By John C. Henegan, Sr.
Three years ago this column reported about a legal ruling by the European Union Court of Justice (“EUCJ”) issued in May of 2014 establishing the so-called “right to be forgotten” under European law. See “Law Bytes: The Right To Be Forgotten When Everybody Knows Your Name,” The Fourth Estate (March 2015). The decision arose from a private party’s request that a search engine operated by Google in Spain pull down a 1998 legal notice that his home was being foreclosed. Google refused to comply with the request. In his suit against Google, the requester admitted that the legal notice was once true but contended that by 2014 it was no longer accurate and should be taken off Google’s search engine in Spain. EUJC upheld the requestor’s claim for relief.

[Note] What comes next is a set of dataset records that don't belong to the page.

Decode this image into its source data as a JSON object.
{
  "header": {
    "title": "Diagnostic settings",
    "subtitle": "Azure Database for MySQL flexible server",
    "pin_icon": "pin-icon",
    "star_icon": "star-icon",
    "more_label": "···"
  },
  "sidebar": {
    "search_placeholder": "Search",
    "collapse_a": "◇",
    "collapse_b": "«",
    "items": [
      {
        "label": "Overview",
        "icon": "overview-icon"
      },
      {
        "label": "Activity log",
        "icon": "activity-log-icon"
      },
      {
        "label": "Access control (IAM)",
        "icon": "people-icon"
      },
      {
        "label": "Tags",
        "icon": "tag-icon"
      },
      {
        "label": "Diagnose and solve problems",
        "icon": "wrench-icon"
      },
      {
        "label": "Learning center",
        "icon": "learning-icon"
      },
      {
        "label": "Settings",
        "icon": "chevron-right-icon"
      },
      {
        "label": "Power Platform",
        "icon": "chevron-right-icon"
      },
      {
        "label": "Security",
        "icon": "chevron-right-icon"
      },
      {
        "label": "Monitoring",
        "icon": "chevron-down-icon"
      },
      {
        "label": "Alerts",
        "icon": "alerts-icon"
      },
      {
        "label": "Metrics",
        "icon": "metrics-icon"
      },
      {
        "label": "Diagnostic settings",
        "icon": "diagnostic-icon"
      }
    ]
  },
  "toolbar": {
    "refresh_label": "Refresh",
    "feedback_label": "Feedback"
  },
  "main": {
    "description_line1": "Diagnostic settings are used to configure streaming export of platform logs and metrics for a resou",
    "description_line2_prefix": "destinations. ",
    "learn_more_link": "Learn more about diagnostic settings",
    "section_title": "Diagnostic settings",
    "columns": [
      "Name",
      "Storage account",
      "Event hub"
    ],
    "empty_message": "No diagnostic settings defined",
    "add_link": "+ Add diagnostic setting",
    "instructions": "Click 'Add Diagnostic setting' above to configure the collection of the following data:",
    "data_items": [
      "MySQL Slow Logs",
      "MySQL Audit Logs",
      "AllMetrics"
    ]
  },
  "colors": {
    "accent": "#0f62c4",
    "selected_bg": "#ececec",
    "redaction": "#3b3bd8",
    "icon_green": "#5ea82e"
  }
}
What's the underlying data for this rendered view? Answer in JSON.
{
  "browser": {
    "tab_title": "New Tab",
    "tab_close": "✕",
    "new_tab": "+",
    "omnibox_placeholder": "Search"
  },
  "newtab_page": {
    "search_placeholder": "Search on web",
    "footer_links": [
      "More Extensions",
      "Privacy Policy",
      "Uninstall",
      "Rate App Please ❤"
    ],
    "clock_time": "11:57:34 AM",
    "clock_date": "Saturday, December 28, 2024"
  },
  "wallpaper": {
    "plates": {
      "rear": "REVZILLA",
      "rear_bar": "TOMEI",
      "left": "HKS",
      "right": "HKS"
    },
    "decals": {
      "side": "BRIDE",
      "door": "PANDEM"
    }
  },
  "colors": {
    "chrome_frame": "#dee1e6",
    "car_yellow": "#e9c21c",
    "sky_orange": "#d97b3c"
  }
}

The EUCJ’s decision drew an immediate firestorm of hostile commentary from media outlets in the United States who routinely publish the contents of official records and legal notices in print and electronic format. These media companies were justifiably concerned that they might soon face similar requests from private citizens, followed by suits for defamation or invasion of privacy, if a media company refused to take down similar information that could arise in a variety of different contexts. How has the so-called right to be forgotten fared in our country since then?